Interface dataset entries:
——

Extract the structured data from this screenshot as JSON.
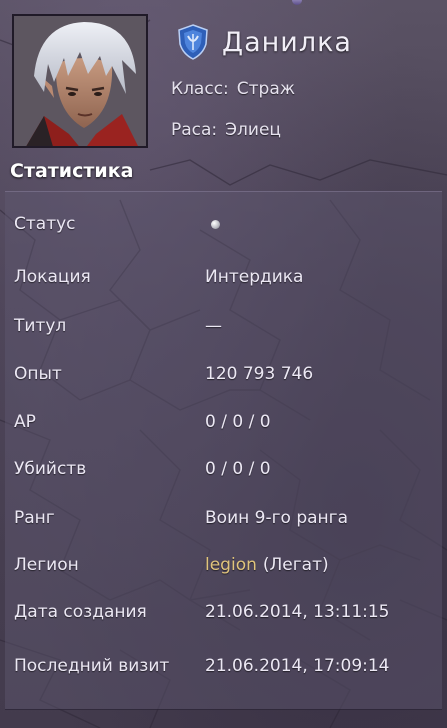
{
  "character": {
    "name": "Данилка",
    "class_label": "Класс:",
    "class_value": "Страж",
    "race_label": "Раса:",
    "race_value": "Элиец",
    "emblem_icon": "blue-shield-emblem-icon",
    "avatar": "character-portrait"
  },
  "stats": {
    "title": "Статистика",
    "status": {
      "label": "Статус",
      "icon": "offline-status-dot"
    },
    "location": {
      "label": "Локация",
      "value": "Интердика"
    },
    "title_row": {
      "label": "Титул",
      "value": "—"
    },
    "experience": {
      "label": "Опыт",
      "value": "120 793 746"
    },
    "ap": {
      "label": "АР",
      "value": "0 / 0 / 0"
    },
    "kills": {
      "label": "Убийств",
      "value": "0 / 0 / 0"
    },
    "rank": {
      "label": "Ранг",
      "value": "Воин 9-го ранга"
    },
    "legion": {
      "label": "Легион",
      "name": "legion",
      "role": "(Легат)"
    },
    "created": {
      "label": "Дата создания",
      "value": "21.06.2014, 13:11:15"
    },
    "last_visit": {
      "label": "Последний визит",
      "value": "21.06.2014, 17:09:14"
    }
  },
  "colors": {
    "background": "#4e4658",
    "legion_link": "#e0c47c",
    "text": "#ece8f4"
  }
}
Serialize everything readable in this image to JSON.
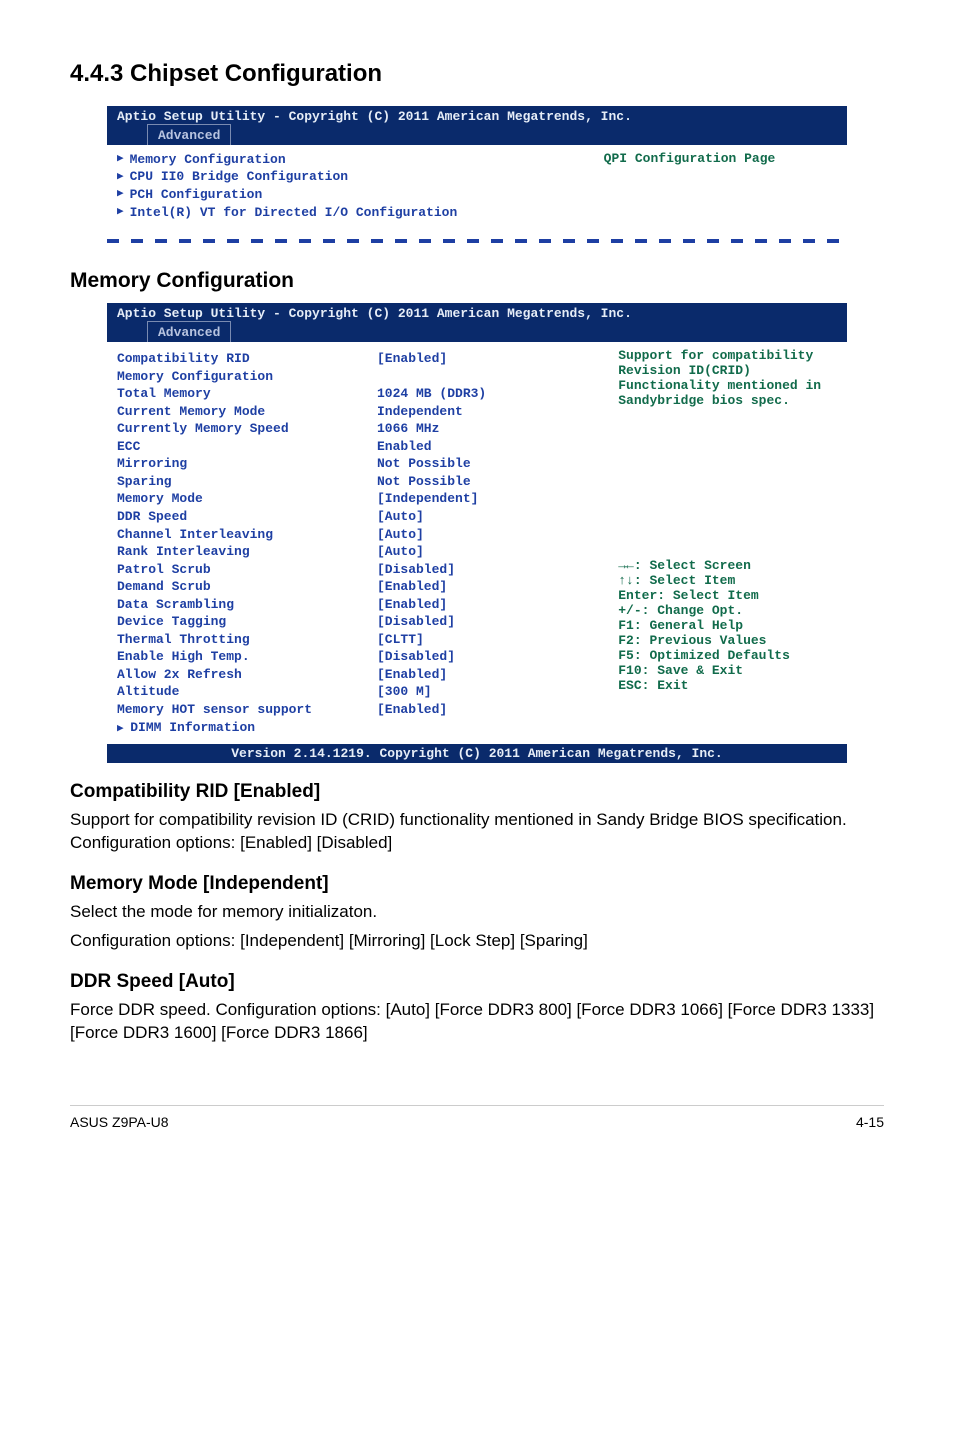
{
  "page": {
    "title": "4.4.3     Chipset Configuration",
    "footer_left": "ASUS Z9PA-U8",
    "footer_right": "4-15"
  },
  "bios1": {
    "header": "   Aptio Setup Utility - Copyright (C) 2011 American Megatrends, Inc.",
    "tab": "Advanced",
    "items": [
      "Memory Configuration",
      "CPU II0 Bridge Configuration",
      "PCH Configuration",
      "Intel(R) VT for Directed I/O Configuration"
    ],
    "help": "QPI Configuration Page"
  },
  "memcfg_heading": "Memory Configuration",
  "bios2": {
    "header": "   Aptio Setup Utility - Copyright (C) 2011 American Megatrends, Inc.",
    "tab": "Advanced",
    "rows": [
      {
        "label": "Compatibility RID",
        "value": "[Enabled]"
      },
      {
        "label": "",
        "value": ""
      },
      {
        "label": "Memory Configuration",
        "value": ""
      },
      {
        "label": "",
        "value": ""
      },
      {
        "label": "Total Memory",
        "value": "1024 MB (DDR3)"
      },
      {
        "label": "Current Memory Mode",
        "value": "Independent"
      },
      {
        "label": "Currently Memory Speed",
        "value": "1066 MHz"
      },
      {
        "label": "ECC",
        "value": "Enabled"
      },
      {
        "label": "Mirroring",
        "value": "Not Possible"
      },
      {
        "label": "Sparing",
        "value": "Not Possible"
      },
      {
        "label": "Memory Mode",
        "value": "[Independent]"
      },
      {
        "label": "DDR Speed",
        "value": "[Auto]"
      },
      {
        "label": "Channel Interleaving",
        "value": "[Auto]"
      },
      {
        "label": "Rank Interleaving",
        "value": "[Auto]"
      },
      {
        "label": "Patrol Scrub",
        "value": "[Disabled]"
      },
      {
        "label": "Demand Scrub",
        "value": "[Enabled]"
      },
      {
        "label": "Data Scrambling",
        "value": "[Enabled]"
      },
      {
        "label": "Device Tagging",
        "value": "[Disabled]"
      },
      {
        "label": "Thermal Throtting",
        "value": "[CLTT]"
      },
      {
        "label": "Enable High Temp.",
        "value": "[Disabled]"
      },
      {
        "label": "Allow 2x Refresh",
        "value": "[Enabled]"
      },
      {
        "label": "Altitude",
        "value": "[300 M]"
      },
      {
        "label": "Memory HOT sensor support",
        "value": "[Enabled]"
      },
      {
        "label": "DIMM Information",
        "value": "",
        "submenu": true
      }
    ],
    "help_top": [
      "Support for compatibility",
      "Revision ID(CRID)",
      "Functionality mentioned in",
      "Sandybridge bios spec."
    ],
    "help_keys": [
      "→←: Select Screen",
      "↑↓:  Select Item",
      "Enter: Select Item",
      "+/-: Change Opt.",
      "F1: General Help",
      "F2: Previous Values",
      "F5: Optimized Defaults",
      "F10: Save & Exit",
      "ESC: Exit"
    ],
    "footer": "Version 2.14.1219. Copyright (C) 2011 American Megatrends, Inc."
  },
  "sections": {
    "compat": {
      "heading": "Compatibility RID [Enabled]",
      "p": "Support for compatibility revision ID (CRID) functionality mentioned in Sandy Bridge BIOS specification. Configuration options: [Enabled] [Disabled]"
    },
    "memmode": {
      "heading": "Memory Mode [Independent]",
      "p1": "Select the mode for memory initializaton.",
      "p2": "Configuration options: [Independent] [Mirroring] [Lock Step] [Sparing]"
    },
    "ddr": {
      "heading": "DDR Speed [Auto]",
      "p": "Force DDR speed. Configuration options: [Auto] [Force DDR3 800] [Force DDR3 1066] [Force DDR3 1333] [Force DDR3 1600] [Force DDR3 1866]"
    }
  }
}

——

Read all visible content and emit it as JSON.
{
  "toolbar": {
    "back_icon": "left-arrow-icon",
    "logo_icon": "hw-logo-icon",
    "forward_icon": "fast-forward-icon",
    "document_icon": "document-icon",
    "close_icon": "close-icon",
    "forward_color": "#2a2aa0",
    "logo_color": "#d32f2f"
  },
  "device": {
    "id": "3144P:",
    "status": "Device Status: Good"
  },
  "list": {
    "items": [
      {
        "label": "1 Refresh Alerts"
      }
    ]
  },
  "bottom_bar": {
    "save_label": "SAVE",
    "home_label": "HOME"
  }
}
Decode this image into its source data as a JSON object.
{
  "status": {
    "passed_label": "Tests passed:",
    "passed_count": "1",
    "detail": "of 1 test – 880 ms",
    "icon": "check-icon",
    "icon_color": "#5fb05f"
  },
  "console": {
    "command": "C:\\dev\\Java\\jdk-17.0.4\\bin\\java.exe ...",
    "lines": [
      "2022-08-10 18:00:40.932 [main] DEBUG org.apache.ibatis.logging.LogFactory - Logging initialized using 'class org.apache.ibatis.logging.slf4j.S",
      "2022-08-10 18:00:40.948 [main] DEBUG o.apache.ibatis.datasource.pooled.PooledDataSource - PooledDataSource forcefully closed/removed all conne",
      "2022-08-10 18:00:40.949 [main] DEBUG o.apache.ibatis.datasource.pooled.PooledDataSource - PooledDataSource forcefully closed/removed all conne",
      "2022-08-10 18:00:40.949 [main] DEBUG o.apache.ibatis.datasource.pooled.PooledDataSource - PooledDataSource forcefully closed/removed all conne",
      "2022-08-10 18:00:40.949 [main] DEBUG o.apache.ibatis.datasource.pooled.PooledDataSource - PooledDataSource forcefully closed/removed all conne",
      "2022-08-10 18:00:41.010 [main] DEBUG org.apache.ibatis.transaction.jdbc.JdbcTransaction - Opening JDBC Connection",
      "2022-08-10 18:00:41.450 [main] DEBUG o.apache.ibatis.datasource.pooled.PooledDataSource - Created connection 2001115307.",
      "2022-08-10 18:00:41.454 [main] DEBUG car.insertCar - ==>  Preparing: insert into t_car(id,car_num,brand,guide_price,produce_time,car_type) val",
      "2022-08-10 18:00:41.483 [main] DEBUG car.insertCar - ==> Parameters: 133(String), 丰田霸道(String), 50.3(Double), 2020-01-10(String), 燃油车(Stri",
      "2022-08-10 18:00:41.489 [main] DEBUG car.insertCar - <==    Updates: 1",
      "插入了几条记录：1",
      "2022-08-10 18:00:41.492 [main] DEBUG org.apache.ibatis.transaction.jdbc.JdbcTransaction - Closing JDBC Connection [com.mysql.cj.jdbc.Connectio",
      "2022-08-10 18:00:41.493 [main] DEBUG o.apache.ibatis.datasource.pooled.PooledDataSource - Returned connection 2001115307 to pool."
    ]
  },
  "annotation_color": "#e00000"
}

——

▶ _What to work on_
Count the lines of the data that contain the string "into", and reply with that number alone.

▶ _Task response_
2